Jeremy Carette is Professor of Philosophy, Religion and Culture at the University of Kent, UK. Hugh Miall is Emeritus Professor in Politics and International Relations at the University of Kent, UK.
Contributors Acknowledgements Introduction: Religion, the United Nations and Institutional Process, Jeremy Carrette (University of Kent, UK) 1. Realism and Idealism: NGOs and the United Nations System, Hugh Miall (University of Kent, UK) 2. The Problem of Categories: Exploring Religion and NGOs Through Survey Research, Evelyn Bush (Fordham University, USA) 3. Representation, Accountability and Influence at the UN: Results from the Survey of Religious NGOs, Evelyn Bush (Fordham University, USA) 4. Religious NGOs, UN Participation and Fieldwork Methodology, Sophie-Helene Trigeaud (Catholic Institute of Paris, France) 5. On and Behind the Scene: Religious NGO Processes at the OHCHR of the UN in Geneva, Sophie-Helene Trigeaud (Catholic Institute of Paris, France) 6. Blessing or Bother?
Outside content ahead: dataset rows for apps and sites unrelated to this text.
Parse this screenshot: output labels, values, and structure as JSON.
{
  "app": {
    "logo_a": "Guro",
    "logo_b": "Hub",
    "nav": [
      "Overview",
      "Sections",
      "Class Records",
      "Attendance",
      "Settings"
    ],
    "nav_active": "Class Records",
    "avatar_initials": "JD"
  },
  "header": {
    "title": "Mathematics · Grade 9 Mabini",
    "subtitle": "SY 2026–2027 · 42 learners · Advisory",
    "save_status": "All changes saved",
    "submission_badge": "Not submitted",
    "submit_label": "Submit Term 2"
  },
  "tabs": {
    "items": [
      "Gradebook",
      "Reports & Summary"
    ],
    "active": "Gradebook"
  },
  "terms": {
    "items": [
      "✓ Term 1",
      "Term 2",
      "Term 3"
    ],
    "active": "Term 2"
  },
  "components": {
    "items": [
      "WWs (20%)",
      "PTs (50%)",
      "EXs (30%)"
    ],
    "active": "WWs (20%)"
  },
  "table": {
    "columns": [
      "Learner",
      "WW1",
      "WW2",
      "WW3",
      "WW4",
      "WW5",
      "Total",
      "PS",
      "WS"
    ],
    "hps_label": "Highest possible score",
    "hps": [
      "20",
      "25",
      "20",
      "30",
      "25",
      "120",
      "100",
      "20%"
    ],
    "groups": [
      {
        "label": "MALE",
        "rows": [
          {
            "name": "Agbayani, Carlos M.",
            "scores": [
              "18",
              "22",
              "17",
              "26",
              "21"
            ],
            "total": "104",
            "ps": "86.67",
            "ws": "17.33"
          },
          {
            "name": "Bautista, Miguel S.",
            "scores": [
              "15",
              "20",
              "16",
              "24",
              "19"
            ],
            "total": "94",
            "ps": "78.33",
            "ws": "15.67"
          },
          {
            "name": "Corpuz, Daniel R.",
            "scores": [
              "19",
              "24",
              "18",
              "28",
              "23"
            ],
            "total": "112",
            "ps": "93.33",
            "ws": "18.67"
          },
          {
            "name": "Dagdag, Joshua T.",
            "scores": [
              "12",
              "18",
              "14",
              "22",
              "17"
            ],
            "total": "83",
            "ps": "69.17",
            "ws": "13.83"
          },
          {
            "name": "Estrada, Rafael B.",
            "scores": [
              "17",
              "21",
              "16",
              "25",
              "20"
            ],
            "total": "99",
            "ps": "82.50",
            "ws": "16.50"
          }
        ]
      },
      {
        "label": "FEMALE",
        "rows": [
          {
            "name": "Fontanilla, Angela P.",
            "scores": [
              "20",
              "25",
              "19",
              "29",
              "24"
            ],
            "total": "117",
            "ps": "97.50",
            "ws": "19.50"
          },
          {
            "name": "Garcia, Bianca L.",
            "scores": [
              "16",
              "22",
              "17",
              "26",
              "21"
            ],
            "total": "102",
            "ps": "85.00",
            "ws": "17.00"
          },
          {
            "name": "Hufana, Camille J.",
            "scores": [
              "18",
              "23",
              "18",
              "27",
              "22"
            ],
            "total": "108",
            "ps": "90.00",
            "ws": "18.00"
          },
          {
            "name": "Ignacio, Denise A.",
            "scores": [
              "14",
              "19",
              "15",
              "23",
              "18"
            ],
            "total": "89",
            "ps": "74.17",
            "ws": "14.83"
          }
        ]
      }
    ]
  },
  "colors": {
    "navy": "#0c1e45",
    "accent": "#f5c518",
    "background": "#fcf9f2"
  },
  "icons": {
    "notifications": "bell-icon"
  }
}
Religion and Religious NGOs at the UN in New York, Verena Beittinger-Lee (Independent Scholar) 7. Islam, The OIC and the Defamation of Religions Controversy, Verena Beittinger-Lee (Independent Scholar) & Hugh Miall (University of Kent, UK) 8. Catholicism at the United Nations in New York, Verena Beittinger-Lee (Independent Scholar) 9. Hindu and Buddhist NGOs and the United Nations, Jeremy Carrette (University of Kent, UK) Conclusion: Diplomacy, State Power and Irrational Religion, Hugh Miall & Jeremy Carrette Notes Bibliography Index